TO DO: Report how many lines below contain the word "this". Write only that number.

[ENTRIES PROVIDED Boundary: Start]

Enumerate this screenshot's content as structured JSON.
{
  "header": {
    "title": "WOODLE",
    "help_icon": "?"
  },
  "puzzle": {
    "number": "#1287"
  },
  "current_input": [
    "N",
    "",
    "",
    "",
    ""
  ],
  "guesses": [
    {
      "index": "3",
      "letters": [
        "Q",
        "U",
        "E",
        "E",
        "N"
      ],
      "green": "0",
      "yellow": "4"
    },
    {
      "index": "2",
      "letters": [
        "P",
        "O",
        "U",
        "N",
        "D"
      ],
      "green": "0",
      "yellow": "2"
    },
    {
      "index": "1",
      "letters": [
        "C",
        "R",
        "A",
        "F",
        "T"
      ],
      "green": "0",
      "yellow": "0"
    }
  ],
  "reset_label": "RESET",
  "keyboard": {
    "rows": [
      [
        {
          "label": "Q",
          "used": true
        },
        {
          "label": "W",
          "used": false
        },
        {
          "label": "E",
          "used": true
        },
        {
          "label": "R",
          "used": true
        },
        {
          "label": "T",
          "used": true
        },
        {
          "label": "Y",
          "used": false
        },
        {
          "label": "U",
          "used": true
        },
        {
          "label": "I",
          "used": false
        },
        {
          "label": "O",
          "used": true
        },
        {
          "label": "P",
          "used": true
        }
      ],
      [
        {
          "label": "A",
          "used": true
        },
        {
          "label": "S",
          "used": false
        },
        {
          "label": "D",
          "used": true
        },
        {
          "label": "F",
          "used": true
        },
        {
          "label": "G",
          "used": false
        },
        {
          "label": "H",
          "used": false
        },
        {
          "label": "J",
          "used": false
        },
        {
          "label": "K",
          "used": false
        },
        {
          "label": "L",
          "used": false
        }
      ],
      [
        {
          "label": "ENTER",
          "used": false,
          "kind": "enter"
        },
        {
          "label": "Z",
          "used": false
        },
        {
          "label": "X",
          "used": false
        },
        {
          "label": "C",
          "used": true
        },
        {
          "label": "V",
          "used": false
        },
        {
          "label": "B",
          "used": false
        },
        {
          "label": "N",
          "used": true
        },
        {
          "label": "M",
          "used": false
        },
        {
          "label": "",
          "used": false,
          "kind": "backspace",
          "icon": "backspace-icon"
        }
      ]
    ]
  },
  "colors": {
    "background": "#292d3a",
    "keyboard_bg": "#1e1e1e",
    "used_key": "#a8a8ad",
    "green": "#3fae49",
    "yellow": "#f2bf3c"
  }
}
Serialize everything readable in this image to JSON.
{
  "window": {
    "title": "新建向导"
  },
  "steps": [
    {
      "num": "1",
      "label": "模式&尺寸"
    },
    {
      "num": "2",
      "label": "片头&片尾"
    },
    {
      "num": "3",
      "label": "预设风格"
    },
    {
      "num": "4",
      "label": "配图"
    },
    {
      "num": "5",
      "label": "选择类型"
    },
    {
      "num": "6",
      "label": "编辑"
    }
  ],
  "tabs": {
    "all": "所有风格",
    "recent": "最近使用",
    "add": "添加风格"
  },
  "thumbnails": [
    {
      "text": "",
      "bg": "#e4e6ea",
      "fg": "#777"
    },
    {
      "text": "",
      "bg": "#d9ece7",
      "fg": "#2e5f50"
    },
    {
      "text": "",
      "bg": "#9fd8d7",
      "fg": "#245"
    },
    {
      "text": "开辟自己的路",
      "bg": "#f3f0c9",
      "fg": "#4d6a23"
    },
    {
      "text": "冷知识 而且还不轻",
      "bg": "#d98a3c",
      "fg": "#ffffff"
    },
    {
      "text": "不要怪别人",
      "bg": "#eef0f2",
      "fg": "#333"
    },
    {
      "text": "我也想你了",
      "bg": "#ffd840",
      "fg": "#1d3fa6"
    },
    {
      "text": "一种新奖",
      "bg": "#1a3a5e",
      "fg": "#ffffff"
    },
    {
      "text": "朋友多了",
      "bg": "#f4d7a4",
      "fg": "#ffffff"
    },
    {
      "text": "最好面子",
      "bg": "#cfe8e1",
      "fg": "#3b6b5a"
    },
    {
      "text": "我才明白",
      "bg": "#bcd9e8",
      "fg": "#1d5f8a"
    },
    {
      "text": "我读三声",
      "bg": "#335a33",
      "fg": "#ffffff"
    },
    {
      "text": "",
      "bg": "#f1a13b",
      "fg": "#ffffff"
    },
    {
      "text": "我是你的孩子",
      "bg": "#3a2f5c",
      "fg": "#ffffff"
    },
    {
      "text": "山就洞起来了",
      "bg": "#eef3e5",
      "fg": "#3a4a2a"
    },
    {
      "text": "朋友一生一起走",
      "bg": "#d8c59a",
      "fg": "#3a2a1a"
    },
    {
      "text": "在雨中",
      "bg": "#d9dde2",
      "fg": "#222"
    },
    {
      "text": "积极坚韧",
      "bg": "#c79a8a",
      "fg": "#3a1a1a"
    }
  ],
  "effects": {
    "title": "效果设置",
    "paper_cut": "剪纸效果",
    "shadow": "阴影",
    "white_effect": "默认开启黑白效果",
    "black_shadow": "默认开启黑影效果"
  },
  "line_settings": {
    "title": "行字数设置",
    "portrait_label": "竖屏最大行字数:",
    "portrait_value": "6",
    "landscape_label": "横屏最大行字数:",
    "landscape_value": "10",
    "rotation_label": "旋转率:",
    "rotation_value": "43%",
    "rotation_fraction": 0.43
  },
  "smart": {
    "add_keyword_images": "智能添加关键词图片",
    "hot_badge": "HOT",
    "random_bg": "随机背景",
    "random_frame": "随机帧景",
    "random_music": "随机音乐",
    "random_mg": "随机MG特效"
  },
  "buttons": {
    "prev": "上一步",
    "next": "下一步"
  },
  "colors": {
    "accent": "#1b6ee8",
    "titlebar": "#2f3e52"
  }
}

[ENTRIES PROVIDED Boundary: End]

WRITTEN RESPONSE: 2